Data records for software interfaces:
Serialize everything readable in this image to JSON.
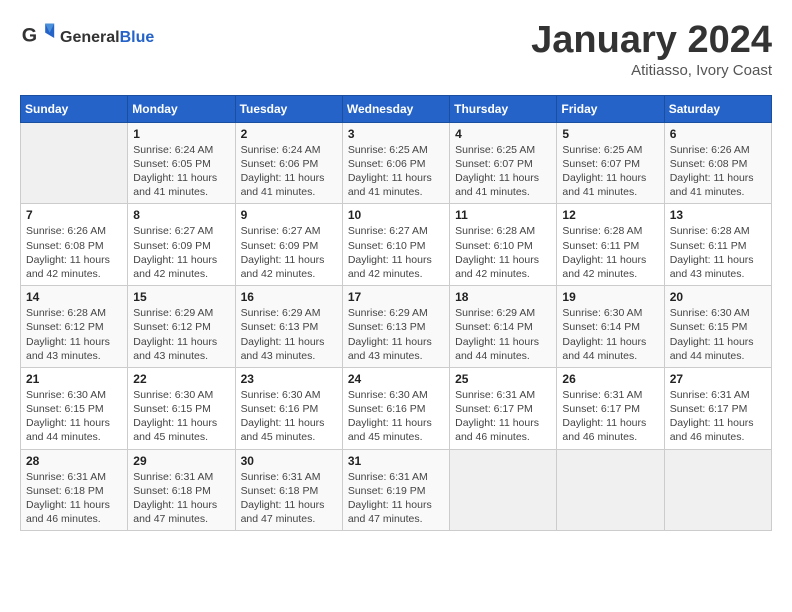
{
  "header": {
    "logo_general": "General",
    "logo_blue": "Blue",
    "month_title": "January 2024",
    "location": "Atitiasso, Ivory Coast"
  },
  "days_of_week": [
    "Sunday",
    "Monday",
    "Tuesday",
    "Wednesday",
    "Thursday",
    "Friday",
    "Saturday"
  ],
  "weeks": [
    [
      {
        "day": "",
        "info": ""
      },
      {
        "day": "1",
        "info": "Sunrise: 6:24 AM\nSunset: 6:05 PM\nDaylight: 11 hours and 41 minutes."
      },
      {
        "day": "2",
        "info": "Sunrise: 6:24 AM\nSunset: 6:06 PM\nDaylight: 11 hours and 41 minutes."
      },
      {
        "day": "3",
        "info": "Sunrise: 6:25 AM\nSunset: 6:06 PM\nDaylight: 11 hours and 41 minutes."
      },
      {
        "day": "4",
        "info": "Sunrise: 6:25 AM\nSunset: 6:07 PM\nDaylight: 11 hours and 41 minutes."
      },
      {
        "day": "5",
        "info": "Sunrise: 6:25 AM\nSunset: 6:07 PM\nDaylight: 11 hours and 41 minutes."
      },
      {
        "day": "6",
        "info": "Sunrise: 6:26 AM\nSunset: 6:08 PM\nDaylight: 11 hours and 41 minutes."
      }
    ],
    [
      {
        "day": "7",
        "info": "Sunrise: 6:26 AM\nSunset: 6:08 PM\nDaylight: 11 hours and 42 minutes."
      },
      {
        "day": "8",
        "info": "Sunrise: 6:27 AM\nSunset: 6:09 PM\nDaylight: 11 hours and 42 minutes."
      },
      {
        "day": "9",
        "info": "Sunrise: 6:27 AM\nSunset: 6:09 PM\nDaylight: 11 hours and 42 minutes."
      },
      {
        "day": "10",
        "info": "Sunrise: 6:27 AM\nSunset: 6:10 PM\nDaylight: 11 hours and 42 minutes."
      },
      {
        "day": "11",
        "info": "Sunrise: 6:28 AM\nSunset: 6:10 PM\nDaylight: 11 hours and 42 minutes."
      },
      {
        "day": "12",
        "info": "Sunrise: 6:28 AM\nSunset: 6:11 PM\nDaylight: 11 hours and 42 minutes."
      },
      {
        "day": "13",
        "info": "Sunrise: 6:28 AM\nSunset: 6:11 PM\nDaylight: 11 hours and 43 minutes."
      }
    ],
    [
      {
        "day": "14",
        "info": "Sunrise: 6:28 AM\nSunset: 6:12 PM\nDaylight: 11 hours and 43 minutes."
      },
      {
        "day": "15",
        "info": "Sunrise: 6:29 AM\nSunset: 6:12 PM\nDaylight: 11 hours and 43 minutes."
      },
      {
        "day": "16",
        "info": "Sunrise: 6:29 AM\nSunset: 6:13 PM\nDaylight: 11 hours and 43 minutes."
      },
      {
        "day": "17",
        "info": "Sunrise: 6:29 AM\nSunset: 6:13 PM\nDaylight: 11 hours and 43 minutes."
      },
      {
        "day": "18",
        "info": "Sunrise: 6:29 AM\nSunset: 6:14 PM\nDaylight: 11 hours and 44 minutes."
      },
      {
        "day": "19",
        "info": "Sunrise: 6:30 AM\nSunset: 6:14 PM\nDaylight: 11 hours and 44 minutes."
      },
      {
        "day": "20",
        "info": "Sunrise: 6:30 AM\nSunset: 6:15 PM\nDaylight: 11 hours and 44 minutes."
      }
    ],
    [
      {
        "day": "21",
        "info": "Sunrise: 6:30 AM\nSunset: 6:15 PM\nDaylight: 11 hours and 44 minutes."
      },
      {
        "day": "22",
        "info": "Sunrise: 6:30 AM\nSunset: 6:15 PM\nDaylight: 11 hours and 45 minutes."
      },
      {
        "day": "23",
        "info": "Sunrise: 6:30 AM\nSunset: 6:16 PM\nDaylight: 11 hours and 45 minutes."
      },
      {
        "day": "24",
        "info": "Sunrise: 6:30 AM\nSunset: 6:16 PM\nDaylight: 11 hours and 45 minutes."
      },
      {
        "day": "25",
        "info": "Sunrise: 6:31 AM\nSunset: 6:17 PM\nDaylight: 11 hours and 46 minutes."
      },
      {
        "day": "26",
        "info": "Sunrise: 6:31 AM\nSunset: 6:17 PM\nDaylight: 11 hours and 46 minutes."
      },
      {
        "day": "27",
        "info": "Sunrise: 6:31 AM\nSunset: 6:17 PM\nDaylight: 11 hours and 46 minutes."
      }
    ],
    [
      {
        "day": "28",
        "info": "Sunrise: 6:31 AM\nSunset: 6:18 PM\nDaylight: 11 hours and 46 minutes."
      },
      {
        "day": "29",
        "info": "Sunrise: 6:31 AM\nSunset: 6:18 PM\nDaylight: 11 hours and 47 minutes."
      },
      {
        "day": "30",
        "info": "Sunrise: 6:31 AM\nSunset: 6:18 PM\nDaylight: 11 hours and 47 minutes."
      },
      {
        "day": "31",
        "info": "Sunrise: 6:31 AM\nSunset: 6:19 PM\nDaylight: 11 hours and 47 minutes."
      },
      {
        "day": "",
        "info": ""
      },
      {
        "day": "",
        "info": ""
      },
      {
        "day": "",
        "info": ""
      }
    ]
  ]
}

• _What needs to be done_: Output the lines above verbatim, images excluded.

• _Reply_:
Serialize everything readable in this image to JSON.
{
  "header": {
    "logo_general": "General",
    "logo_blue": "Blue",
    "month_title": "January 2024",
    "location": "Atitiasso, Ivory Coast"
  },
  "days_of_week": [
    "Sunday",
    "Monday",
    "Tuesday",
    "Wednesday",
    "Thursday",
    "Friday",
    "Saturday"
  ],
  "weeks": [
    [
      {
        "day": "",
        "info": ""
      },
      {
        "day": "1",
        "info": "Sunrise: 6:24 AM\nSunset: 6:05 PM\nDaylight: 11 hours and 41 minutes."
      },
      {
        "day": "2",
        "info": "Sunrise: 6:24 AM\nSunset: 6:06 PM\nDaylight: 11 hours and 41 minutes."
      },
      {
        "day": "3",
        "info": "Sunrise: 6:25 AM\nSunset: 6:06 PM\nDaylight: 11 hours and 41 minutes."
      },
      {
        "day": "4",
        "info": "Sunrise: 6:25 AM\nSunset: 6:07 PM\nDaylight: 11 hours and 41 minutes."
      },
      {
        "day": "5",
        "info": "Sunrise: 6:25 AM\nSunset: 6:07 PM\nDaylight: 11 hours and 41 minutes."
      },
      {
        "day": "6",
        "info": "Sunrise: 6:26 AM\nSunset: 6:08 PM\nDaylight: 11 hours and 41 minutes."
      }
    ],
    [
      {
        "day": "7",
        "info": "Sunrise: 6:26 AM\nSunset: 6:08 PM\nDaylight: 11 hours and 42 minutes."
      },
      {
        "day": "8",
        "info": "Sunrise: 6:27 AM\nSunset: 6:09 PM\nDaylight: 11 hours and 42 minutes."
      },
      {
        "day": "9",
        "info": "Sunrise: 6:27 AM\nSunset: 6:09 PM\nDaylight: 11 hours and 42 minutes."
      },
      {
        "day": "10",
        "info": "Sunrise: 6:27 AM\nSunset: 6:10 PM\nDaylight: 11 hours and 42 minutes."
      },
      {
        "day": "11",
        "info": "Sunrise: 6:28 AM\nSunset: 6:10 PM\nDaylight: 11 hours and 42 minutes."
      },
      {
        "day": "12",
        "info": "Sunrise: 6:28 AM\nSunset: 6:11 PM\nDaylight: 11 hours and 42 minutes."
      },
      {
        "day": "13",
        "info": "Sunrise: 6:28 AM\nSunset: 6:11 PM\nDaylight: 11 hours and 43 minutes."
      }
    ],
    [
      {
        "day": "14",
        "info": "Sunrise: 6:28 AM\nSunset: 6:12 PM\nDaylight: 11 hours and 43 minutes."
      },
      {
        "day": "15",
        "info": "Sunrise: 6:29 AM\nSunset: 6:12 PM\nDaylight: 11 hours and 43 minutes."
      },
      {
        "day": "16",
        "info": "Sunrise: 6:29 AM\nSunset: 6:13 PM\nDaylight: 11 hours and 43 minutes."
      },
      {
        "day": "17",
        "info": "Sunrise: 6:29 AM\nSunset: 6:13 PM\nDaylight: 11 hours and 43 minutes."
      },
      {
        "day": "18",
        "info": "Sunrise: 6:29 AM\nSunset: 6:14 PM\nDaylight: 11 hours and 44 minutes."
      },
      {
        "day": "19",
        "info": "Sunrise: 6:30 AM\nSunset: 6:14 PM\nDaylight: 11 hours and 44 minutes."
      },
      {
        "day": "20",
        "info": "Sunrise: 6:30 AM\nSunset: 6:15 PM\nDaylight: 11 hours and 44 minutes."
      }
    ],
    [
      {
        "day": "21",
        "info": "Sunrise: 6:30 AM\nSunset: 6:15 PM\nDaylight: 11 hours and 44 minutes."
      },
      {
        "day": "22",
        "info": "Sunrise: 6:30 AM\nSunset: 6:15 PM\nDaylight: 11 hours and 45 minutes."
      },
      {
        "day": "23",
        "info": "Sunrise: 6:30 AM\nSunset: 6:16 PM\nDaylight: 11 hours and 45 minutes."
      },
      {
        "day": "24",
        "info": "Sunrise: 6:30 AM\nSunset: 6:16 PM\nDaylight: 11 hours and 45 minutes."
      },
      {
        "day": "25",
        "info": "Sunrise: 6:31 AM\nSunset: 6:17 PM\nDaylight: 11 hours and 46 minutes."
      },
      {
        "day": "26",
        "info": "Sunrise: 6:31 AM\nSunset: 6:17 PM\nDaylight: 11 hours and 46 minutes."
      },
      {
        "day": "27",
        "info": "Sunrise: 6:31 AM\nSunset: 6:17 PM\nDaylight: 11 hours and 46 minutes."
      }
    ],
    [
      {
        "day": "28",
        "info": "Sunrise: 6:31 AM\nSunset: 6:18 PM\nDaylight: 11 hours and 46 minutes."
      },
      {
        "day": "29",
        "info": "Sunrise: 6:31 AM\nSunset: 6:18 PM\nDaylight: 11 hours and 47 minutes."
      },
      {
        "day": "30",
        "info": "Sunrise: 6:31 AM\nSunset: 6:18 PM\nDaylight: 11 hours and 47 minutes."
      },
      {
        "day": "31",
        "info": "Sunrise: 6:31 AM\nSunset: 6:19 PM\nDaylight: 11 hours and 47 minutes."
      },
      {
        "day": "",
        "info": ""
      },
      {
        "day": "",
        "info": ""
      },
      {
        "day": "",
        "info": ""
      }
    ]
  ]
}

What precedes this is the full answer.